◆ **TO DO**:
Before repeating the entries below, strip out every picture and keep all else as it is.

◆ **SUPPLIED DATA**:
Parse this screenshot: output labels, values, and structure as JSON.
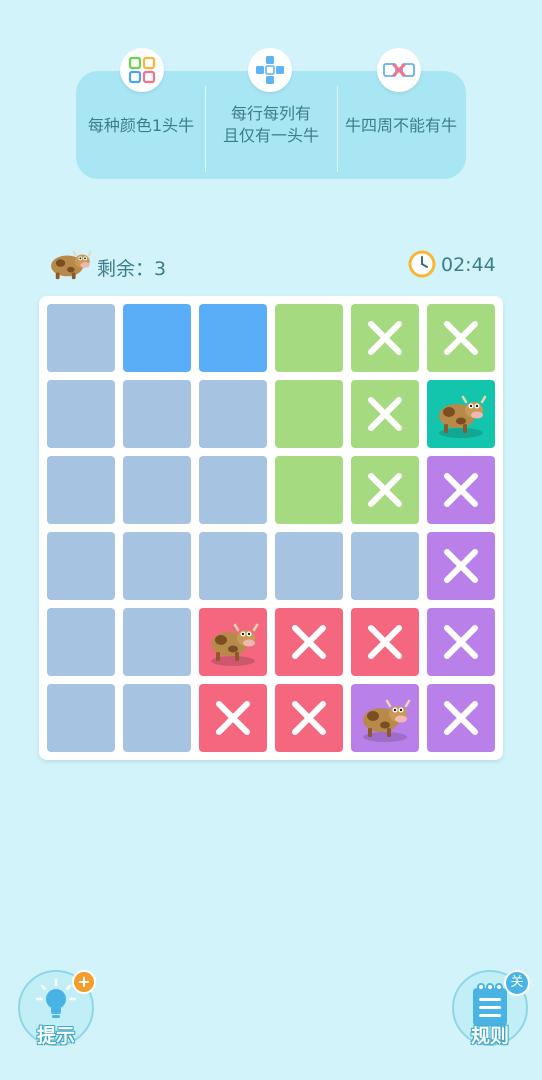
{
  "rules": [
    {
      "icon": "four-colors-icon",
      "text": "每种颜色1头牛"
    },
    {
      "icon": "row-column-icon",
      "text": "每行每列有\n且仅有一头牛"
    },
    {
      "icon": "no-adjacent-icon",
      "text": "牛四周不能有牛"
    }
  ],
  "status": {
    "remaining_label": "剩余：3",
    "timer": "02:44"
  },
  "colors": {
    "A": "#a7c3e2",
    "B": "#5aaef8",
    "C": "#a6da80",
    "D": "#ba80ea",
    "E": "#f4677f",
    "T": "#14c5ad"
  },
  "board": {
    "rows": 6,
    "cols": 6,
    "regions": [
      [
        "A",
        "B",
        "B",
        "C",
        "C",
        "C"
      ],
      [
        "A",
        "A",
        "A",
        "C",
        "C",
        "T"
      ],
      [
        "A",
        "A",
        "A",
        "C",
        "C",
        "D"
      ],
      [
        "A",
        "A",
        "A",
        "A",
        "A",
        "D"
      ],
      [
        "A",
        "A",
        "E",
        "E",
        "E",
        "D"
      ],
      [
        "A",
        "A",
        "E",
        "E",
        "D",
        "D"
      ]
    ],
    "marks": [
      [
        "",
        "",
        "",
        "",
        "x",
        "x"
      ],
      [
        "",
        "",
        "",
        "",
        "x",
        "cow"
      ],
      [
        "",
        "",
        "",
        "",
        "x",
        "x"
      ],
      [
        "",
        "",
        "",
        "",
        "",
        "x"
      ],
      [
        "",
        "",
        "cow",
        "x",
        "x",
        "x"
      ],
      [
        "",
        "",
        "x",
        "x",
        "cow",
        "x"
      ]
    ]
  },
  "buttons": {
    "hint": {
      "label": "提示",
      "badge": "+"
    },
    "rules": {
      "label": "规则",
      "badge": "关"
    }
  }
}
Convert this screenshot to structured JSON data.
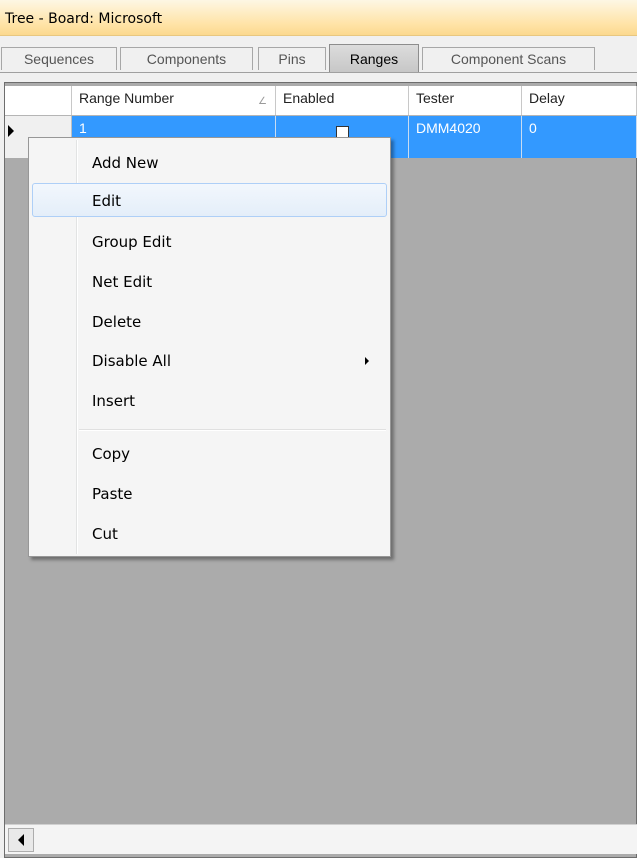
{
  "window": {
    "title": "Tree - Board: Microsoft"
  },
  "tabs": [
    {
      "label": "Sequences",
      "active": false
    },
    {
      "label": "Components",
      "active": false
    },
    {
      "label": "Pins",
      "active": false
    },
    {
      "label": "Ranges",
      "active": true
    },
    {
      "label": "Component Scans",
      "active": false
    }
  ],
  "grid": {
    "columns": [
      "Range Number",
      "Enabled",
      "Tester",
      "Delay"
    ],
    "sort_indicator": "∠",
    "rows": [
      {
        "range_number": "1",
        "enabled": true,
        "tester": "DMM4020",
        "delay": "0",
        "selected": true
      }
    ]
  },
  "context_menu": {
    "items": [
      {
        "label": "Add New"
      },
      {
        "label": "Edit",
        "hover": true
      },
      {
        "label": "Group Edit"
      },
      {
        "label": "Net Edit"
      },
      {
        "label": "Delete"
      },
      {
        "label": "Disable All",
        "submenu": true
      },
      {
        "label": "Insert"
      },
      {
        "label": "Copy"
      },
      {
        "label": "Paste"
      },
      {
        "label": "Cut"
      }
    ]
  },
  "colors": {
    "title_bar": "#ffe3a6",
    "selection": "#3399ff",
    "grid_background": "#ababab",
    "menu_hover_border": "#aecff7"
  },
  "icons": [
    "row-selector-arrow-icon",
    "submenu-arrow-icon",
    "scroll-left-arrow-icon",
    "checkbox-checked-icon"
  ]
}
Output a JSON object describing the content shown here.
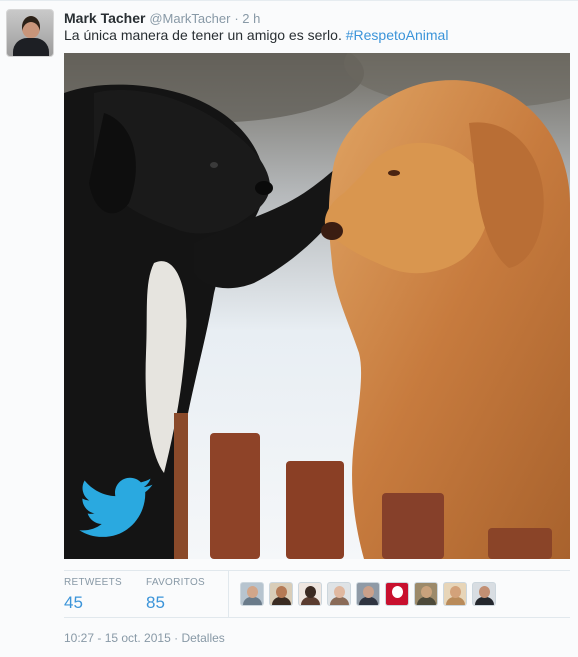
{
  "tweet": {
    "author_name": "Mark Tacher",
    "author_handle": "@MarkTacher",
    "time_ago": "· 2 h",
    "text": "La única manera de tener un amigo es serlo. ",
    "hashtag": "#RespetoAnimal"
  },
  "media": {
    "description_icon": "twitter-bird-icon",
    "bird_color": "#2aa9e0"
  },
  "stats": {
    "retweets_label": "RETWEETS",
    "retweets_value": "45",
    "favorites_label": "FAVORITOS",
    "favorites_value": "85"
  },
  "favoriters": [
    {
      "name": "favoriter-1",
      "bg": "#b7c4cf",
      "head": "#d2a68a",
      "body": "#6a7b8a"
    },
    {
      "name": "favoriter-2",
      "bg": "#d9cdb8",
      "head": "#b57a55",
      "body": "#3a2b22"
    },
    {
      "name": "favoriter-3",
      "bg": "#efe6e0",
      "head": "#3b2a22",
      "body": "#5a3c30"
    },
    {
      "name": "favoriter-4",
      "bg": "#dfe3e6",
      "head": "#e0b8a0",
      "body": "#8a6b58"
    },
    {
      "name": "favoriter-5",
      "bg": "#8f9aa6",
      "head": "#caa08a",
      "body": "#2f3440"
    },
    {
      "name": "favoriter-6",
      "bg": "#c8102e",
      "head": "#ffffff",
      "body": "#c8102e"
    },
    {
      "name": "favoriter-7",
      "bg": "#9c8a6a",
      "head": "#c9a27c",
      "body": "#4d4a3a"
    },
    {
      "name": "favoriter-8",
      "bg": "#e7d5b8",
      "head": "#d3a27a",
      "body": "#b98b5a"
    },
    {
      "name": "favoriter-9",
      "bg": "#d8dde2",
      "head": "#c28f73",
      "body": "#24272d"
    }
  ],
  "footer": {
    "timestamp": "10:27 - 15 oct. 2015",
    "separator": "·",
    "details_link": "Detalles"
  },
  "colors": {
    "link": "#3b94d9",
    "muted": "#8899a6",
    "text": "#292f33"
  }
}
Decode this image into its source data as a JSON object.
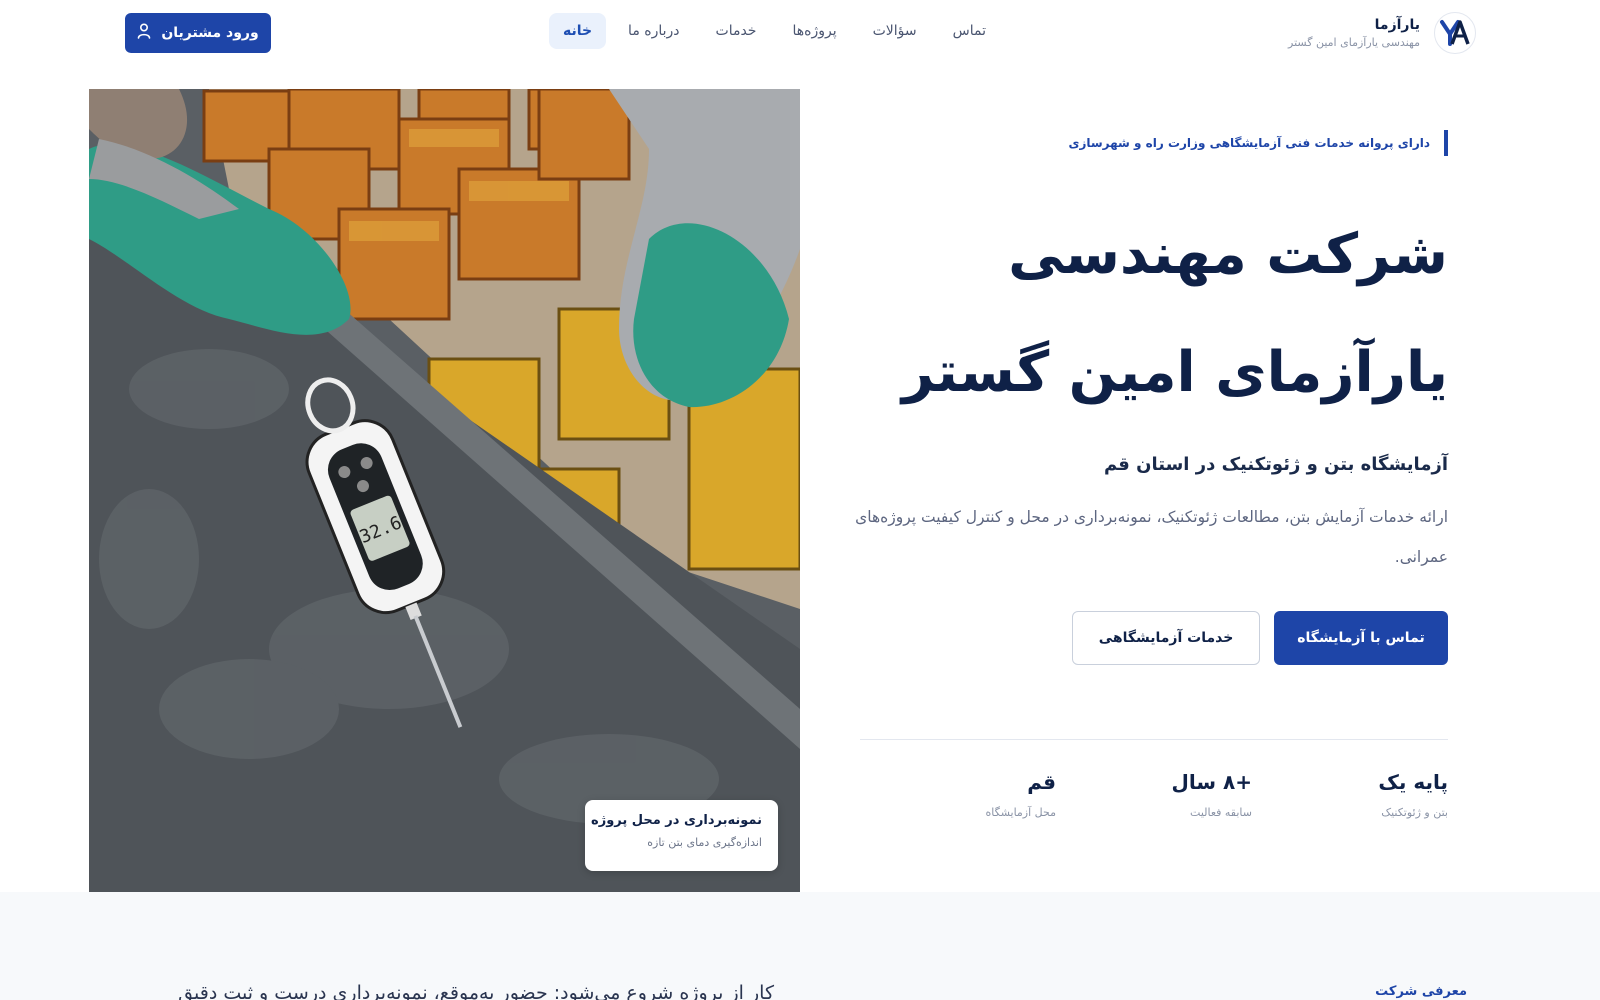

◆ **ANSWER AREA**:
Parse this screenshot: output labels, values, and structure as JSON.
{
  "rules": [
    {
      "icon": "four-colors-icon",
      "text": "每种颜色1头牛"
    },
    {
      "icon": "row-column-icon",
      "text": "每行每列有\n且仅有一头牛"
    },
    {
      "icon": "no-adjacent-icon",
      "text": "牛四周不能有牛"
    }
  ],
  "status": {
    "remaining_label": "剩余：3",
    "timer": "02:44"
  },
  "colors": {
    "A": "#a7c3e2",
    "B": "#5aaef8",
    "C": "#a6da80",
    "D": "#ba80ea",
    "E": "#f4677f",
    "T": "#14c5ad"
  },
  "board": {
    "rows": 6,
    "cols": 6,
    "regions": [
      [
        "A",
        "B",
        "B",
        "C",
        "C",
        "C"
      ],
      [
        "A",
        "A",
        "A",
        "C",
        "C",
        "T"
      ],
      [
        "A",
        "A",
        "A",
        "C",
        "C",
        "D"
      ],
      [
        "A",
        "A",
        "A",
        "A",
        "A",
        "D"
      ],
      [
        "A",
        "A",
        "E",
        "E",
        "E",
        "D"
      ],
      [
        "A",
        "A",
        "E",
        "E",
        "D",
        "D"
      ]
    ],
    "marks": [
      [
        "",
        "",
        "",
        "",
        "x",
        "x"
      ],
      [
        "",
        "",
        "",
        "",
        "x",
        "cow"
      ],
      [
        "",
        "",
        "",
        "",
        "x",
        "x"
      ],
      [
        "",
        "",
        "",
        "",
        "",
        "x"
      ],
      [
        "",
        "",
        "cow",
        "x",
        "x",
        "x"
      ],
      [
        "",
        "",
        "x",
        "x",
        "cow",
        "x"
      ]
    ]
  },
  "buttons": {
    "hint": {
      "label": "提示",
      "badge": "+"
    },
    "rules": {
      "label": "规则",
      "badge": "关"
    }
  }
}
Convert this screenshot to structured JSON data.
{
  "window": {
    "title": "Tree - Board: Microsoft"
  },
  "tabs": [
    {
      "label": "Sequences",
      "active": false
    },
    {
      "label": "Components",
      "active": false
    },
    {
      "label": "Pins",
      "active": false
    },
    {
      "label": "Ranges",
      "active": true
    },
    {
      "label": "Component Scans",
      "active": false
    }
  ],
  "grid": {
    "columns": [
      "Range Number",
      "Enabled",
      "Tester",
      "Delay"
    ],
    "sort_indicator": "∠",
    "rows": [
      {
        "range_number": "1",
        "enabled": true,
        "tester": "DMM4020",
        "delay": "0",
        "selected": true
      }
    ]
  },
  "context_menu": {
    "items": [
      {
        "label": "Add New"
      },
      {
        "label": "Edit",
        "hover": true
      },
      {
        "label": "Group Edit"
      },
      {
        "label": "Net Edit"
      },
      {
        "label": "Delete"
      },
      {
        "label": "Disable All",
        "submenu": true
      },
      {
        "label": "Insert"
      },
      {
        "label": "Copy"
      },
      {
        "label": "Paste"
      },
      {
        "label": "Cut"
      }
    ]
  },
  "colors": {
    "title_bar": "#ffe3a6",
    "selection": "#3399ff",
    "grid_background": "#ababab",
    "menu_hover_border": "#aecff7"
  },
  "icons": [
    "row-selector-arrow-icon",
    "submenu-arrow-icon",
    "scroll-left-arrow-icon",
    "checkbox-checked-icon"
  ]
}
Output a JSON object describing the content shown here.
{
  "tweet": {
    "author_name": "Mark Tacher",
    "author_handle": "@MarkTacher",
    "time_ago": "· 2 h",
    "text": "La única manera de tener un amigo es serlo. ",
    "hashtag": "#RespetoAnimal"
  },
  "media": {
    "description_icon": "twitter-bird-icon",
    "bird_color": "#2aa9e0"
  },
  "stats": {
    "retweets_label": "RETWEETS",
    "retweets_value": "45",
    "favorites_label": "FAVORITOS",
    "favorites_value": "85"
  },
  "favoriters": [
    {
      "name": "favoriter-1",
      "bg": "#b7c4cf",
      "head": "#d2a68a",
      "body": "#6a7b8a"
    },
    {
      "name": "favoriter-2",
      "bg": "#d9cdb8",
      "head": "#b57a55",
      "body": "#3a2b22"
    },
    {
      "name": "favoriter-3",
      "bg": "#efe6e0",
      "head": "#3b2a22",
      "body": "#5a3c30"
    },
    {
      "name": "favoriter-4",
      "bg": "#dfe3e6",
      "head": "#e0b8a0",
      "body": "#8a6b58"
    },
    {
      "name": "favoriter-5",
      "bg": "#8f9aa6",
      "head": "#caa08a",
      "body": "#2f3440"
    },
    {
      "name": "favoriter-6",
      "bg": "#c8102e",
      "head": "#ffffff",
      "body": "#c8102e"
    },
    {
      "name": "favoriter-7",
      "bg": "#9c8a6a",
      "head": "#c9a27c",
      "body": "#4d4a3a"
    },
    {
      "name": "favoriter-8",
      "bg": "#e7d5b8",
      "head": "#d3a27a",
      "body": "#b98b5a"
    },
    {
      "name": "favoriter-9",
      "bg": "#d8dde2",
      "head": "#c28f73",
      "body": "#24272d"
    }
  ],
  "footer": {
    "timestamp": "10:27 - 15 oct. 2015",
    "separator": "·",
    "details_link": "Detalles"
  },
  "colors": {
    "link": "#3b94d9",
    "muted": "#8899a6",
    "text": "#292f33"
  }
}
Decode this image into its source data as a JSON object.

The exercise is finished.